### Given entries
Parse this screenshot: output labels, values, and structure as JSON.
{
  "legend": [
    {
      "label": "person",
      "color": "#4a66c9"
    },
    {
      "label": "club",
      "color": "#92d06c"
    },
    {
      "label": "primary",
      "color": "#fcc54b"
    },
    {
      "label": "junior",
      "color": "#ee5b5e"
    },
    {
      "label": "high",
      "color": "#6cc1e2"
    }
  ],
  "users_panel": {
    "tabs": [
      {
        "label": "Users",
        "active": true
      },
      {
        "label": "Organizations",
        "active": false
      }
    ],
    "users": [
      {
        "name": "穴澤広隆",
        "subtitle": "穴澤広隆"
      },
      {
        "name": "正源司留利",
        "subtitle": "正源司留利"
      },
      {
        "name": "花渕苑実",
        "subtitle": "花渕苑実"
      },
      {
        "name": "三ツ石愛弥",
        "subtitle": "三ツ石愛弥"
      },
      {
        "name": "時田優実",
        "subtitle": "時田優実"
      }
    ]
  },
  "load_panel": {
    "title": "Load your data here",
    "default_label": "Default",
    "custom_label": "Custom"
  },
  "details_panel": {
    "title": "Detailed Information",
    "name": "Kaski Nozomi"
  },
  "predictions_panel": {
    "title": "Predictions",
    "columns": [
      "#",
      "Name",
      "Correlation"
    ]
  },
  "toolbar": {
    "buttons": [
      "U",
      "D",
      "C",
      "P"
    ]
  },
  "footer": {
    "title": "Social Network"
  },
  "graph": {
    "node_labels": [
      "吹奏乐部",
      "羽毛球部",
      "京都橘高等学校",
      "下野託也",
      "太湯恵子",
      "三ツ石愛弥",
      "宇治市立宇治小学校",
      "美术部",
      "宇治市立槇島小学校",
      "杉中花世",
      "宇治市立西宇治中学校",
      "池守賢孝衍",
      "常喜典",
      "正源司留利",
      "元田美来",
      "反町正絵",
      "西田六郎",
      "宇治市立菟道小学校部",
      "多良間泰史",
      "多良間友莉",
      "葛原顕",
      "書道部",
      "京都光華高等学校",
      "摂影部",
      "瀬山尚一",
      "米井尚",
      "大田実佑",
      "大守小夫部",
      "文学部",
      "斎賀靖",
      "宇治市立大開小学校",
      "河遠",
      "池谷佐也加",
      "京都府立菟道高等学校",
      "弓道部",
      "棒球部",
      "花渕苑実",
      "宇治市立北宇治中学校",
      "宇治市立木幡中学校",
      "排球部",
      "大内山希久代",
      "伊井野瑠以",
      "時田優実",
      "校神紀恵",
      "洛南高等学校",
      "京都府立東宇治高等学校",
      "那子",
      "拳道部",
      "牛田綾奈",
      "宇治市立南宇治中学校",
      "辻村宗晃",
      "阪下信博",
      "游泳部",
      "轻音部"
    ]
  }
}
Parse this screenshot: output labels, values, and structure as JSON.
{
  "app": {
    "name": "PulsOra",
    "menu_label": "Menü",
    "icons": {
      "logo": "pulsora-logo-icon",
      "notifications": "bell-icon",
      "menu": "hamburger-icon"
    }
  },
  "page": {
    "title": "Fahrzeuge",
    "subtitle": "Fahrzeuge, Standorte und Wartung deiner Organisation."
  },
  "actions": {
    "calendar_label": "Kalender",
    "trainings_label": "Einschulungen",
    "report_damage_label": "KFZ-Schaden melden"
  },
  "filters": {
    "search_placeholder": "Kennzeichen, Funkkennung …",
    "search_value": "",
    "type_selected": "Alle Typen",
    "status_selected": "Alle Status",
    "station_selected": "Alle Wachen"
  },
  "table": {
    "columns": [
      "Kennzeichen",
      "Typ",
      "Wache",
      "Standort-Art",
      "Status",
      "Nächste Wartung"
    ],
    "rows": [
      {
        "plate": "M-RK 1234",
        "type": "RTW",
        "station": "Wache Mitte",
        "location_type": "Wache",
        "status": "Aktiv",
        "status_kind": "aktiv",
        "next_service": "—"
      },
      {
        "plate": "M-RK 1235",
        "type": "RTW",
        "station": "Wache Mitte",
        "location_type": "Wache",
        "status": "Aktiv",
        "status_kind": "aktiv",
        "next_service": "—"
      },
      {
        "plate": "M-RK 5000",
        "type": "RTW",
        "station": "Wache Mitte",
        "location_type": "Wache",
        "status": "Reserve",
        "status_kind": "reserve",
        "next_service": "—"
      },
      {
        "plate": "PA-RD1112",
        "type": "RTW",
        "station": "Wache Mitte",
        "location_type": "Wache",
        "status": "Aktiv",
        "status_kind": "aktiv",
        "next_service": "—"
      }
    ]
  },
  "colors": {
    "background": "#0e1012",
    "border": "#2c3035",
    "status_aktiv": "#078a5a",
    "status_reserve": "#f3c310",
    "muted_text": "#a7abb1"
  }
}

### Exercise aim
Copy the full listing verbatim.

### The completed task
Parse this screenshot: output labels, values, and structure as JSON.
{
  "legend": [
    {
      "label": "person",
      "color": "#4a66c9"
    },
    {
      "label": "club",
      "color": "#92d06c"
    },
    {
      "label": "primary",
      "color": "#fcc54b"
    },
    {
      "label": "junior",
      "color": "#ee5b5e"
    },
    {
      "label": "high",
      "color": "#6cc1e2"
    }
  ],
  "users_panel": {
    "tabs": [
      {
        "label": "Users",
        "active": true
      },
      {
        "label": "Organizations",
        "active": false
      }
    ],
    "users": [
      {
        "name": "穴澤広隆",
        "subtitle": "穴澤広隆"
      },
      {
        "name": "正源司留利",
        "subtitle": "正源司留利"
      },
      {
        "name": "花渕苑実",
        "subtitle": "花渕苑実"
      },
      {
        "name": "三ツ石愛弥",
        "subtitle": "三ツ石愛弥"
      },
      {
        "name": "時田優実",
        "subtitle": "時田優実"
      }
    ]
  },
  "load_panel": {
    "title": "Load your data here",
    "default_label": "Default",
    "custom_label": "Custom"
  },
  "details_panel": {
    "title": "Detailed Information",
    "name": "Kaski Nozomi"
  },
  "predictions_panel": {
    "title": "Predictions",
    "columns": [
      "#",
      "Name",
      "Correlation"
    ]
  },
  "toolbar": {
    "buttons": [
      "U",
      "D",
      "C",
      "P"
    ]
  },
  "footer": {
    "title": "Social Network"
  },
  "graph": {
    "node_labels": [
      "吹奏乐部",
      "羽毛球部",
      "京都橘高等学校",
      "下野託也",
      "太湯恵子",
      "三ツ石愛弥",
      "宇治市立宇治小学校",
      "美术部",
      "宇治市立槇島小学校",
      "杉中花世",
      "宇治市立西宇治中学校",
      "池守賢孝衍",
      "常喜典",
      "正源司留利",
      "元田美来",
      "反町正絵",
      "西田六郎",
      "宇治市立菟道小学校部",
      "多良間泰史",
      "多良間友莉",
      "葛原顕",
      "書道部",
      "京都光華高等学校",
      "摂影部",
      "瀬山尚一",
      "米井尚",
      "大田実佑",
      "大守小夫部",
      "文学部",
      "斎賀靖",
      "宇治市立大開小学校",
      "河遠",
      "池谷佐也加",
      "京都府立菟道高等学校",
      "弓道部",
      "棒球部",
      "花渕苑実",
      "宇治市立北宇治中学校",
      "宇治市立木幡中学校",
      "排球部",
      "大内山希久代",
      "伊井野瑠以",
      "時田優実",
      "校神紀恵",
      "洛南高等学校",
      "京都府立東宇治高等学校",
      "那子",
      "拳道部",
      "牛田綾奈",
      "宇治市立南宇治中学校",
      "辻村宗晃",
      "阪下信博",
      "游泳部",
      "轻音部"
    ]
  }
}
Parse this screenshot: output labels, values, and structure as JSON.
{
  "app": {
    "name": "PulsOra",
    "menu_label": "Menü",
    "icons": {
      "logo": "pulsora-logo-icon",
      "notifications": "bell-icon",
      "menu": "hamburger-icon"
    }
  },
  "page": {
    "title": "Fahrzeuge",
    "subtitle": "Fahrzeuge, Standorte und Wartung deiner Organisation."
  },
  "actions": {
    "calendar_label": "Kalender",
    "trainings_label": "Einschulungen",
    "report_damage_label": "KFZ-Schaden melden"
  },
  "filters": {
    "search_placeholder": "Kennzeichen, Funkkennung …",
    "search_value": "",
    "type_selected": "Alle Typen",
    "status_selected": "Alle Status",
    "station_selected": "Alle Wachen"
  },
  "table": {
    "columns": [
      "Kennzeichen",
      "Typ",
      "Wache",
      "Standort-Art",
      "Status",
      "Nächste Wartung"
    ],
    "rows": [
      {
        "plate": "M-RK 1234",
        "type": "RTW",
        "station": "Wache Mitte",
        "location_type": "Wache",
        "status": "Aktiv",
        "status_kind": "aktiv",
        "next_service": "—"
      },
      {
        "plate": "M-RK 1235",
        "type": "RTW",
        "station": "Wache Mitte",
        "location_type": "Wache",
        "status": "Aktiv",
        "status_kind": "aktiv",
        "next_service": "—"
      },
      {
        "plate": "M-RK 5000",
        "type": "RTW",
        "station": "Wache Mitte",
        "location_type": "Wache",
        "status": "Reserve",
        "status_kind": "reserve",
        "next_service": "—"
      },
      {
        "plate": "PA-RD1112",
        "type": "RTW",
        "station": "Wache Mitte",
        "location_type": "Wache",
        "status": "Aktiv",
        "status_kind": "aktiv",
        "next_service": "—"
      }
    ]
  },
  "colors": {
    "background": "#0e1012",
    "border": "#2c3035",
    "status_aktiv": "#078a5a",
    "status_reserve": "#f3c310",
    "muted_text": "#a7abb1"
  }
}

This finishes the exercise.